 V ≤σ2∫∥(K∗XKX)−1K∗XKx∥2dμ(x)=σ2Eμ∥K(X,X)−1K(X,x)∥2.

Let us introduce two quantities for the ease of derivation. For defined in (3), let

 Klin(X,X) :=γI+α11T+βXX∗d∈Rn×n, (5.5) Klin(X,x) :=βXx∗d∈Rn×1, (5.6)

and being the transpose of . By Proposition A.2, with probability at least , for the following holds

 ∥∥K(X,X)−Klin(X,X)∥∥≤d−θ(δ−1/2+log0.51d).

As a direct consequence, one can see that

 ∥∥K(X,X)−1∥∥ ≤1γ−d−θ(δ−1/2+log0.51d)≤2γ, (5.7) ∥∥K(X,X)−1Klin(X,X)∥∥ ≤1+∥K(X,X)−1∥⋅∥K(X,X)−Klin(X,X)∥ ≤γγ−d−θ(δ−1/2+log0.51d)≤2, (5.8)

provided is large enough, in the sense that

 d−θ(δ−1/2+log0.51d)≤γ/2.

By Lemma B.2 (for Gaussian case, Lemma B.1),

 Eμ∥∥K(x,X)−Klin(x,X)∥∥2≤d−(4θ−1)log4.1d. (5.9)

Let us proceed with the bound

 V ≤σ2Eμ∥K(X,X)−1K(X,x)∥2 ≤2σ2Eμ∥K(X,X)−1Klin(X,x)∥2+2σ2∥∥K(X,X)−1∥∥2⋅Eμ∥K(X,x)−Klin(X,x)∥2 ≤2σ2∥∥K(X,X)−1Klin(X,X)∥∥2Eμ∥Klin(X,X)−1Klin(X,x)∥2+8σ2γ2d−(4θ−1)log4.1d ≤8σ2Eμ∥Klin(X,X)−1Klin(X,x)∥2+8σ2γ2d−(4θ−1)log4.1d

where the the third inequality relies on (5.9) and (5.7), and the fourth inequality follows from (5.8).

One can further show that

 Eμ∥Klin(X,X)−1Klin(X,x)∥2 =EμTr([γI+α11∗+βXX∗d]−1βXxdβx∗X∗d[γI+α11∗+βXX∗d]−1) =Tr([γI+α11∗+βXX∗d]−1β2XΣdX∗d2[γI+α11∗+βXX∗d]−1) ≤1d∥Σd∥Tr([γI+α11∗+βX∗Xd]−1β2X∗Xd[γI+α11∗+βX∗Xd]−1) ≤1d∥Σd∥Tr([γI+α11∗+βX∗Xd]−1[β2X∗Xd+αβ11∗][γI+α11∗+βX∗Xd]−1) =1d∥Σd∥∑jλj(XX∗d+αβ11∗)[γβ+λj(XX∗d+αβ11∗)]2.

We conclude that with probability at least ,

 V ≤8σ2Eμ∥Klin(X,X)−1Klin(X,x)∥2+8σ2γ2d−(4θ−1)log4.1d (5.10) ≤8σ2∥Σd∥d∑jλj(XX∗d+αβ11∗)[γβ+λj(XX∗d+αβ11∗)]2+8σ2γ2d−(4θ−1)log4.1d (5.11)

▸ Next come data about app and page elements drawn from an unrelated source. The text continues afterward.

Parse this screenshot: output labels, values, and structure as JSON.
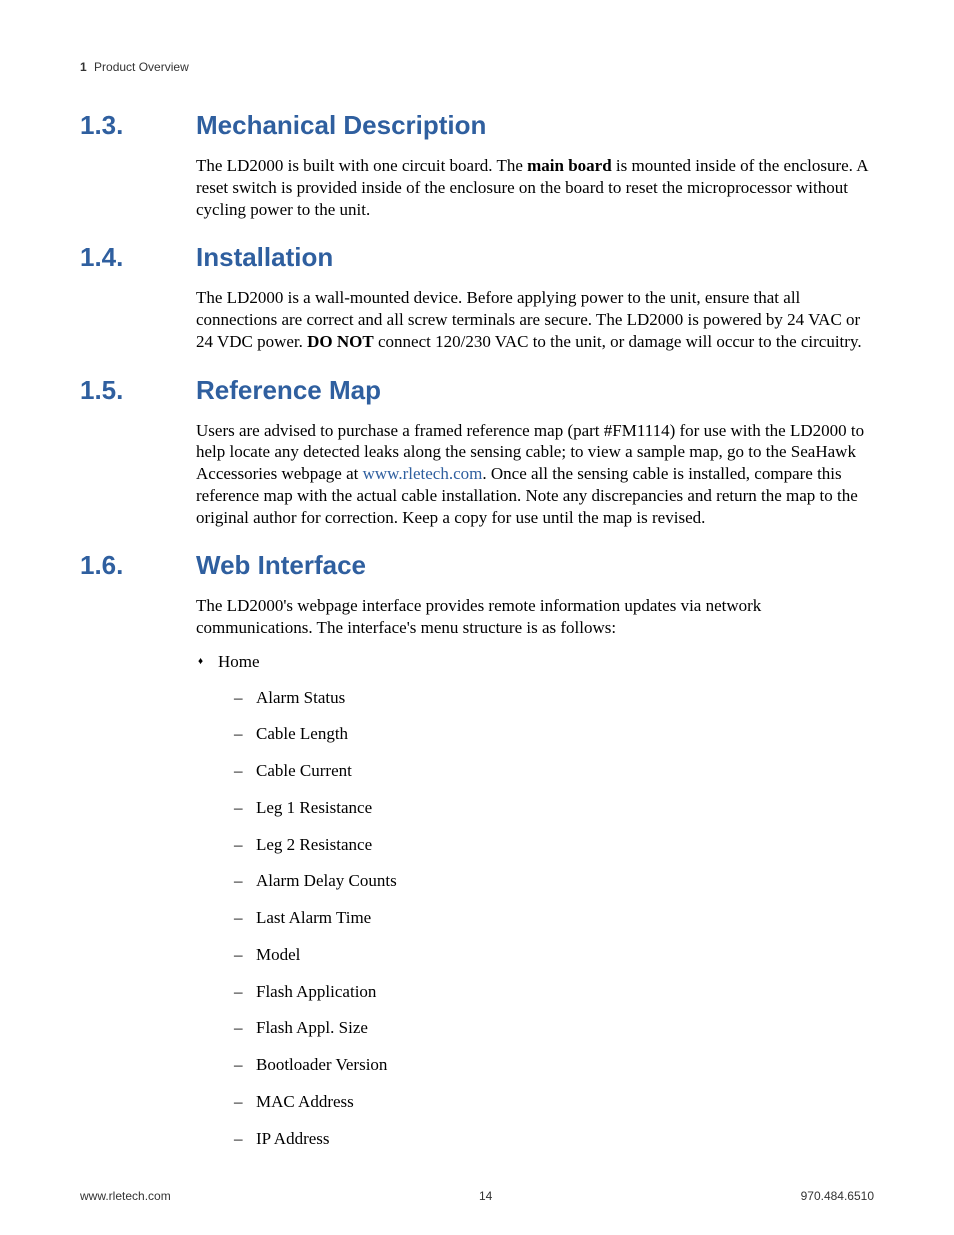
{
  "header": {
    "chapter_number": "1",
    "chapter_title": "Product Overview"
  },
  "sections": {
    "s13": {
      "number": "1.3.",
      "title": "Mechanical Description",
      "para_pre": "The LD2000 is built with one circuit board. The ",
      "bold": "main board",
      "para_post": " is mounted inside of the enclosure. A reset switch is provided inside of the enclosure on the board to reset the microprocessor without cycling power to the unit."
    },
    "s14": {
      "number": "1.4.",
      "title": "Installation",
      "para_pre": "The LD2000 is a wall-mounted device. Before applying power to the unit, ensure that all connections are correct and all screw terminals are secure. The LD2000 is powered by 24 VAC or 24 VDC power. ",
      "bold": "DO NOT",
      "para_post": " connect 120/230 VAC to the unit, or damage will occur to the circuitry."
    },
    "s15": {
      "number": "1.5.",
      "title": "Reference Map",
      "para_pre": "Users are advised to purchase a framed reference map (part #FM1114) for use with the LD2000 to help locate any detected leaks along the sensing cable; to view a sample map, go to the SeaHawk Accessories webpage at ",
      "link": "www.rletech.com",
      "para_post": ". Once all the sensing cable is installed, compare this reference map with the actual cable installation. Note any discrepancies and return the map to the original author for correction. Keep a copy for use until the map is revised."
    },
    "s16": {
      "number": "1.6.",
      "title": "Web Interface",
      "para": "The LD2000's webpage interface provides remote information updates via network communications. The interface's menu structure is as follows:",
      "list_root": "Home",
      "list_items": {
        "i0": "Alarm Status",
        "i1": "Cable Length",
        "i2": "Cable Current",
        "i3": "Leg 1 Resistance",
        "i4": "Leg 2 Resistance",
        "i5": "Alarm Delay Counts",
        "i6": "Last Alarm Time",
        "i7": "Model",
        "i8": "Flash Application",
        "i9": "Flash Appl. Size",
        "i10": "Bootloader Version",
        "i11": "MAC Address",
        "i12": "IP Address"
      }
    }
  },
  "footer": {
    "left": "www.rletech.com",
    "center": "14",
    "right": "970.484.6510"
  }
}
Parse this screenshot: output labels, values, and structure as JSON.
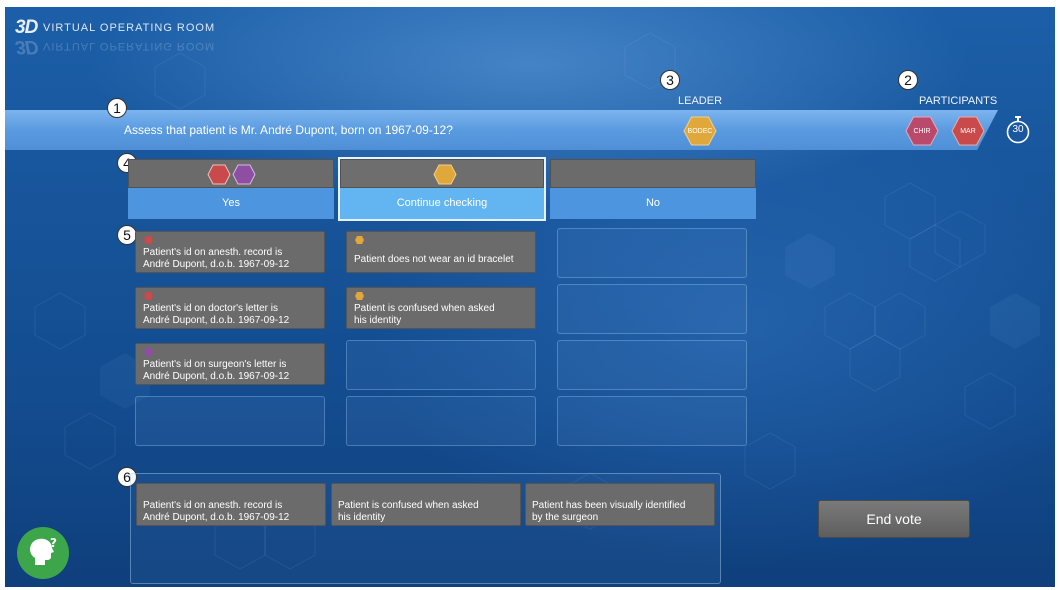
{
  "app": {
    "logo_mark": "3D",
    "logo_text": "VIRTUAL OPERATING ROOM"
  },
  "callouts": [
    "1",
    "2",
    "3",
    "4",
    "5",
    "6"
  ],
  "header": {
    "leader_label": "LEADER",
    "participants_label": "PARTICIPANTS",
    "question": "Assess that patient is Mr. André Dupont, born on 1967-09-12?",
    "leader": {
      "name": "BODEC",
      "color": "#e0a83a"
    },
    "participants": [
      {
        "name": "CHIR",
        "color": "#b94a6c"
      },
      {
        "name": "MAR",
        "color": "#c94a4a"
      }
    ],
    "timer": "30"
  },
  "columns": [
    {
      "label": "Yes",
      "selected": false,
      "voters": [
        {
          "color": "#c94a4a"
        },
        {
          "color": "#8e4fa3"
        }
      ]
    },
    {
      "label": "Continue checking",
      "selected": true,
      "voters": [
        {
          "color": "#e0a83a"
        }
      ]
    },
    {
      "label": "No",
      "selected": false,
      "voters": []
    }
  ],
  "cards": {
    "yes": [
      {
        "color": "#c94a4a",
        "line1": "Patient's id on anesth. record is",
        "line2": "André Dupont, d.o.b. 1967-09-12"
      },
      {
        "color": "#c94a4a",
        "line1": "Patient's id on doctor's letter is",
        "line2": "André Dupont, d.o.b. 1967-09-12"
      },
      {
        "color": "#8e4fa3",
        "line1": "Patient's id on surgeon's letter is",
        "line2": "André Dupont, d.o.b. 1967-09-12"
      }
    ],
    "continue": [
      {
        "color": "#e0a83a",
        "line1": "Patient does not wear an id bracelet"
      },
      {
        "color": "#e0a83a",
        "line1": "Patient is confused when asked",
        "line2": "his identity"
      }
    ]
  },
  "bottom": [
    {
      "line1": "Patient's id on anesth. record is",
      "line2": "André Dupont, d.o.b. 1967-09-12"
    },
    {
      "line1": "Patient is confused when asked",
      "line2": "his identity"
    },
    {
      "line1": "Patient has been visually identified",
      "line2": "by the surgeon"
    }
  ],
  "end_vote_label": "End vote",
  "help": {
    "color": "#3ea64a",
    "icon": "help-head-icon"
  }
}
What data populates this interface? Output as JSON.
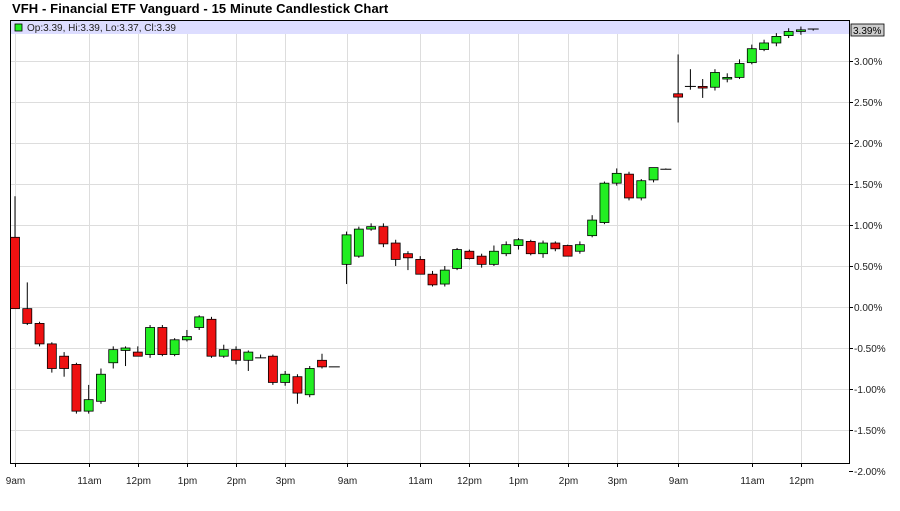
{
  "title": "VFH - Financial ETF Vanguard - 15 Minute Candlestick Chart",
  "legend": "Op:3.39, Hi:3.39, Lo:3.37, Cl:3.39",
  "last_value_label": "3.39%",
  "colors": {
    "up": "#22ee22",
    "down": "#ee1111",
    "grid": "#dddddd",
    "legend_band": "#ddddff",
    "last_label_bg": "#cccccc"
  },
  "chart_data": {
    "type": "candlestick",
    "ylim": [
      -2.0,
      3.5
    ],
    "y_ticks": [
      "-2.00%",
      "-1.50%",
      "-1.00%",
      "-0.50%",
      "0.00%",
      "0.50%",
      "1.00%",
      "1.50%",
      "2.00%",
      "2.50%",
      "3.00%"
    ],
    "y_tick_values": [
      -2.0,
      -1.5,
      -1.0,
      -0.5,
      0.0,
      0.5,
      1.0,
      1.5,
      2.0,
      2.5,
      3.0
    ],
    "x_labels": [
      {
        "label": "9am",
        "index": 0
      },
      {
        "label": "11am",
        "index": 6
      },
      {
        "label": "12pm",
        "index": 10
      },
      {
        "label": "1pm",
        "index": 14
      },
      {
        "label": "2pm",
        "index": 18
      },
      {
        "label": "3pm",
        "index": 22
      },
      {
        "label": "9am",
        "index": 27
      },
      {
        "label": "11am",
        "index": 33
      },
      {
        "label": "12pm",
        "index": 37
      },
      {
        "label": "1pm",
        "index": 41
      },
      {
        "label": "2pm",
        "index": 45
      },
      {
        "label": "3pm",
        "index": 49
      },
      {
        "label": "9am",
        "index": 54
      },
      {
        "label": "11am",
        "index": 60
      },
      {
        "label": "12pm",
        "index": 64
      }
    ],
    "candles": [
      [
        0.85,
        -0.02,
        1.35,
        -0.02
      ],
      [
        -0.02,
        -0.2,
        0.3,
        -0.22
      ],
      [
        -0.2,
        -0.45,
        -0.18,
        -0.48
      ],
      [
        -0.45,
        -0.75,
        -0.43,
        -0.8
      ],
      [
        -0.6,
        -0.75,
        -0.55,
        -0.85
      ],
      [
        -0.7,
        -1.27,
        -0.68,
        -1.3
      ],
      [
        -1.27,
        -1.13,
        -0.95,
        -1.3
      ],
      [
        -1.15,
        -0.82,
        -0.75,
        -1.18
      ],
      [
        -0.68,
        -0.52,
        -0.48,
        -0.75
      ],
      [
        -0.53,
        -0.5,
        -0.48,
        -0.72
      ],
      [
        -0.55,
        -0.6,
        -0.48,
        -0.6
      ],
      [
        -0.58,
        -0.25,
        -0.22,
        -0.62
      ],
      [
        -0.25,
        -0.58,
        -0.22,
        -0.6
      ],
      [
        -0.58,
        -0.4,
        -0.38,
        -0.6
      ],
      [
        -0.4,
        -0.36,
        -0.28,
        -0.42
      ],
      [
        -0.25,
        -0.12,
        -0.1,
        -0.28
      ],
      [
        -0.15,
        -0.6,
        -0.12,
        -0.62
      ],
      [
        -0.6,
        -0.52,
        -0.46,
        -0.62
      ],
      [
        -0.52,
        -0.65,
        -0.48,
        -0.7
      ],
      [
        -0.65,
        -0.55,
        -0.53,
        -0.78
      ],
      [
        -0.62,
        -0.62,
        -0.58,
        -0.62
      ],
      [
        -0.6,
        -0.92,
        -0.58,
        -0.95
      ],
      [
        -0.92,
        -0.82,
        -0.78,
        -0.96
      ],
      [
        -0.85,
        -1.05,
        -0.82,
        -1.18
      ],
      [
        -1.07,
        -0.75,
        -0.72,
        -1.1
      ],
      [
        -0.65,
        -0.73,
        -0.57,
        -0.75
      ],
      [
        -0.73,
        -0.73,
        -0.73,
        -0.73
      ],
      [
        0.52,
        0.88,
        0.92,
        0.28
      ],
      [
        0.62,
        0.95,
        0.98,
        0.6
      ],
      [
        0.95,
        0.98,
        1.02,
        0.93
      ],
      [
        0.98,
        0.77,
        1.02,
        0.73
      ],
      [
        0.78,
        0.58,
        0.82,
        0.5
      ],
      [
        0.65,
        0.6,
        0.68,
        0.45
      ],
      [
        0.58,
        0.4,
        0.62,
        0.4
      ],
      [
        0.4,
        0.27,
        0.44,
        0.25
      ],
      [
        0.28,
        0.45,
        0.5,
        0.25
      ],
      [
        0.47,
        0.7,
        0.72,
        0.45
      ],
      [
        0.68,
        0.59,
        0.7,
        0.58
      ],
      [
        0.62,
        0.52,
        0.65,
        0.48
      ],
      [
        0.52,
        0.68,
        0.75,
        0.5
      ],
      [
        0.65,
        0.76,
        0.8,
        0.62
      ],
      [
        0.75,
        0.82,
        0.84,
        0.7
      ],
      [
        0.8,
        0.65,
        0.82,
        0.63
      ],
      [
        0.65,
        0.78,
        0.81,
        0.6
      ],
      [
        0.78,
        0.71,
        0.8,
        0.68
      ],
      [
        0.75,
        0.62,
        0.76,
        0.62
      ],
      [
        0.68,
        0.76,
        0.8,
        0.65
      ],
      [
        0.87,
        1.06,
        1.12,
        0.85
      ],
      [
        1.03,
        1.51,
        1.53,
        1.01
      ],
      [
        1.51,
        1.63,
        1.69,
        1.48
      ],
      [
        1.62,
        1.33,
        1.65,
        1.3
      ],
      [
        1.33,
        1.54,
        1.56,
        1.3
      ],
      [
        1.55,
        1.7,
        1.7,
        1.52
      ],
      [
        1.68,
        1.68,
        1.69,
        1.68
      ],
      [
        2.6,
        2.56,
        3.08,
        2.25
      ],
      [
        2.69,
        2.69,
        2.9,
        2.65
      ],
      [
        2.69,
        2.67,
        2.78,
        2.55
      ],
      [
        2.68,
        2.86,
        2.9,
        2.64
      ],
      [
        2.78,
        2.8,
        2.85,
        2.74
      ],
      [
        2.8,
        2.97,
        3.02,
        2.78
      ],
      [
        2.98,
        3.15,
        3.2,
        2.96
      ],
      [
        3.14,
        3.22,
        3.26,
        3.12
      ],
      [
        3.22,
        3.3,
        3.34,
        3.18
      ],
      [
        3.31,
        3.36,
        3.4,
        3.28
      ],
      [
        3.36,
        3.38,
        3.42,
        3.32
      ],
      [
        3.39,
        3.39,
        3.39,
        3.37
      ]
    ]
  }
}
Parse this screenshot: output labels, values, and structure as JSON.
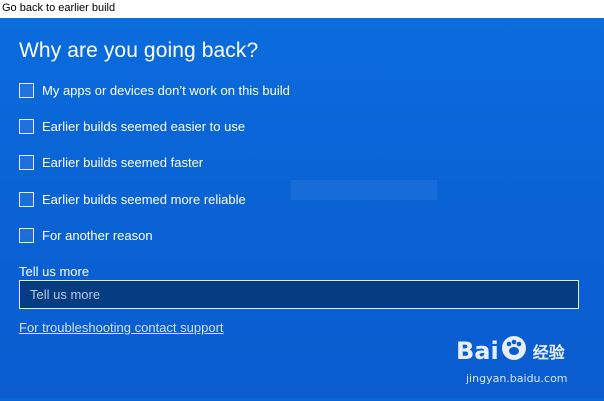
{
  "window": {
    "title": "Go back to earlier build"
  },
  "dialog": {
    "heading": "Why are you going back?",
    "options": [
      {
        "label": "My apps or devices don’t work on this build",
        "checked": false
      },
      {
        "label": "Earlier builds seemed easier to use",
        "checked": false
      },
      {
        "label": "Earlier builds seemed faster",
        "checked": false
      },
      {
        "label": "Earlier builds seemed more reliable",
        "checked": false
      },
      {
        "label": "For another reason",
        "checked": false
      }
    ],
    "tell_us": {
      "label": "Tell us more",
      "placeholder": "Tell us more",
      "value": ""
    },
    "support_link": "For troubleshooting contact support"
  },
  "watermark": {
    "brand_left": "Bai",
    "brand_right": "经验",
    "url": "jingyan.baidu.com",
    "paw_icon": "paw-icon"
  },
  "colors": {
    "background": "#0a64d6",
    "input_bg": "#063d82",
    "text": "#ffffff"
  }
}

for large enough. ∎

### 5.3 Bias

###### Theorem 3 (Bias).

Let . The bias, under the only assumptions that for , and ’s are i.i.d. random vectors, is upper bounded as

 B≤∥f∗∥2H⋅inf0≤k≤n⎧⎨⎩1n∑j>kλj(K(X,X))+2√kn√∑ni=1K(xi,xi)2n⎫⎬⎭+3M√log2n/δ2n, (5.12)

with probability at least .

###### Proof of Theorem 3.

In this proof, when there is no confusion, we use where denotes the coefficients of under the basis . Adopting this notation, we can write where also denotes a possibly infinite vector. For the bias, it is easier to work in the frequency domain using the spectral decomposition. Recalling the spectral characterization in the preliminary section,

 B =∫∣∣e∗(x)T1/2[T1/2e(X)(e(X)∗Te(X))−1e(X)∗T1/2−I]T−1/2f∗∣∣2dμ(x) ≤∫∥∥[T1/2e(X)(e(X)∗Te(X))−1e(X)∗T1/2−I]T1/2e(x)∥∥2dμ(x)⋅∥T−1/2f∗∥2 =∥f∗